:: Task goal ::
Copy the data below exactly.

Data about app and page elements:

- - - - - - -

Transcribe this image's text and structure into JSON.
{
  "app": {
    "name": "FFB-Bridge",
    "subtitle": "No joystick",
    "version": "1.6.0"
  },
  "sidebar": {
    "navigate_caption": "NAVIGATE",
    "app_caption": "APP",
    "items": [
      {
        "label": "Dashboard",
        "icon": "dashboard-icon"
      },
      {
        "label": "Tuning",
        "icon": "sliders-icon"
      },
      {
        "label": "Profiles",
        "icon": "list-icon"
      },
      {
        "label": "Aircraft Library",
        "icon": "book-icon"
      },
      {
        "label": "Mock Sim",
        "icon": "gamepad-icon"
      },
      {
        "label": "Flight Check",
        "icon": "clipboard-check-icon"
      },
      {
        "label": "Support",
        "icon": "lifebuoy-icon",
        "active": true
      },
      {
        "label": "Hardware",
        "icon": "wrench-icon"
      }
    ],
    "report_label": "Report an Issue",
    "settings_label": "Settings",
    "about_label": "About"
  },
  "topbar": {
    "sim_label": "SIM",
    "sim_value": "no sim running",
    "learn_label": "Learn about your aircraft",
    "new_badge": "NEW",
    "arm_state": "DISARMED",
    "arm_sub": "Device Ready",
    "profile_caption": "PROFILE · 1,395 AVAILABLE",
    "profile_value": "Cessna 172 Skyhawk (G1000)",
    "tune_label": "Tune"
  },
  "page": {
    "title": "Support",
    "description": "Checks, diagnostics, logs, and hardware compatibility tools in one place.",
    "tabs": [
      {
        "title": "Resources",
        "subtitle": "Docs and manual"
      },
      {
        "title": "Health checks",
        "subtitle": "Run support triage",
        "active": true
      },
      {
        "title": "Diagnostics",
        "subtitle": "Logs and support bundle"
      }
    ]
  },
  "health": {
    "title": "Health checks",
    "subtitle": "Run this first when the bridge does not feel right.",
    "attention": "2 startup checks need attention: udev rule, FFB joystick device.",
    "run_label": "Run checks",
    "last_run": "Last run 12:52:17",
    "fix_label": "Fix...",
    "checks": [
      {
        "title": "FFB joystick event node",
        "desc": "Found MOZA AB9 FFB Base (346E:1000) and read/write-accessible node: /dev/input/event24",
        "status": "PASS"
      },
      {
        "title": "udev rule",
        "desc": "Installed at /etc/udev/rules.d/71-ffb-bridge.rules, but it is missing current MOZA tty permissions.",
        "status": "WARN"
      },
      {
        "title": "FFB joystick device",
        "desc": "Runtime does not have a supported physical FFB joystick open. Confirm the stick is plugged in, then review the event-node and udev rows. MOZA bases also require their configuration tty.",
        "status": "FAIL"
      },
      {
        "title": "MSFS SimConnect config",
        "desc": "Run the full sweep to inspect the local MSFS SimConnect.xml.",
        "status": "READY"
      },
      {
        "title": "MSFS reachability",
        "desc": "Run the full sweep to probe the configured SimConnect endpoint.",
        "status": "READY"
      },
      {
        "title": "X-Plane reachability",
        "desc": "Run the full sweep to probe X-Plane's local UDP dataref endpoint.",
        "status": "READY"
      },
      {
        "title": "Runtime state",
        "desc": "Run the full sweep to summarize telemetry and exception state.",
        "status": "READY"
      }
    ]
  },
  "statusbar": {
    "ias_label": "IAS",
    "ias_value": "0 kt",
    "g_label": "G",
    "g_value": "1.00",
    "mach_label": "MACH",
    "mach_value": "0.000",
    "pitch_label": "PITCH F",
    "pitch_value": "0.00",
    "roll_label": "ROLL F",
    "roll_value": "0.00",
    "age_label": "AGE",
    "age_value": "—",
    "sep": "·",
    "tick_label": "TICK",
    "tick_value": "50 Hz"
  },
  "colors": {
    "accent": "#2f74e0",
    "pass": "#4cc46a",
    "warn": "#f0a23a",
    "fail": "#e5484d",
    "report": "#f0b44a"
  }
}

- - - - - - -

:: Your solution ::
Transcribe this image's text and structure into JSON.
{
  "app": {
    "name": "FFB-Bridge",
    "subtitle": "No joystick",
    "version": "1.6.0"
  },
  "sidebar": {
    "navigate_caption": "NAVIGATE",
    "app_caption": "APP",
    "items": [
      {
        "label": "Dashboard",
        "icon": "dashboard-icon"
      },
      {
        "label": "Tuning",
        "icon": "sliders-icon"
      },
      {
        "label": "Profiles",
        "icon": "list-icon"
      },
      {
        "label": "Aircraft Library",
        "icon": "book-icon"
      },
      {
        "label": "Mock Sim",
        "icon": "gamepad-icon"
      },
      {
        "label": "Flight Check",
        "icon": "clipboard-check-icon"
      },
      {
        "label": "Support",
        "icon": "lifebuoy-icon",
        "active": true
      },
      {
        "label": "Hardware",
        "icon": "wrench-icon"
      }
    ],
    "report_label": "Report an Issue",
    "settings_label": "Settings",
    "about_label": "About"
  },
  "topbar": {
    "sim_label": "SIM",
    "sim_value": "no sim running",
    "learn_label": "Learn about your aircraft",
    "new_badge": "NEW",
    "arm_state": "DISARMED",
    "arm_sub": "Device Ready",
    "profile_caption": "PROFILE · 1,395 AVAILABLE",
    "profile_value": "Cessna 172 Skyhawk (G1000)",
    "tune_label": "Tune"
  },
  "page": {
    "title": "Support",
    "description": "Checks, diagnostics, logs, and hardware compatibility tools in one place.",
    "tabs": [
      {
        "title": "Resources",
        "subtitle": "Docs and manual"
      },
      {
        "title": "Health checks",
        "subtitle": "Run support triage",
        "active": true
      },
      {
        "title": "Diagnostics",
        "subtitle": "Logs and support bundle"
      }
    ]
  },
  "health": {
    "title": "Health checks",
    "subtitle": "Run this first when the bridge does not feel right.",
    "attention": "2 startup checks need attention: udev rule, FFB joystick device.",
    "run_label": "Run checks",
    "last_run": "Last run 12:52:17",
    "fix_label": "Fix...",
    "checks": [
      {
        "title": "FFB joystick event node",
        "desc": "Found MOZA AB9 FFB Base (346E:1000) and read/write-accessible node: /dev/input/event24",
        "status": "PASS"
      },
      {
        "title": "udev rule",
        "desc": "Installed at /etc/udev/rules.d/71-ffb-bridge.rules, but it is missing current MOZA tty permissions.",
        "status": "WARN"
      },
      {
        "title": "FFB joystick device",
        "desc": "Runtime does not have a supported physical FFB joystick open. Confirm the stick is plugged in, then review the event-node and udev rows. MOZA bases also require their configuration tty.",
        "status": "FAIL"
      },
      {
        "title": "MSFS SimConnect config",
        "desc": "Run the full sweep to inspect the local MSFS SimConnect.xml.",
        "status": "READY"
      },
      {
        "title": "MSFS reachability",
        "desc": "Run the full sweep to probe the configured SimConnect endpoint.",
        "status": "READY"
      },
      {
        "title": "X-Plane reachability",
        "desc": "Run the full sweep to probe X-Plane's local UDP dataref endpoint.",
        "status": "READY"
      },
      {
        "title": "Runtime state",
        "desc": "Run the full sweep to summarize telemetry and exception state.",
        "status": "READY"
      }
    ]
  },
  "statusbar": {
    "ias_label": "IAS",
    "ias_value": "0 kt",
    "g_label": "G",
    "g_value": "1.00",
    "mach_label": "MACH",
    "mach_value": "0.000",
    "pitch_label": "PITCH F",
    "pitch_value": "0.00",
    "roll_label": "ROLL F",
    "roll_value": "0.00",
    "age_label": "AGE",
    "age_value": "—",
    "sep": "·",
    "tick_label": "TICK",
    "tick_value": "50 Hz"
  },
  "colors": {
    "accent": "#2f74e0",
    "pass": "#4cc46a",
    "warn": "#f0a23a",
    "fail": "#e5484d",
    "report": "#f0b44a"
  }
}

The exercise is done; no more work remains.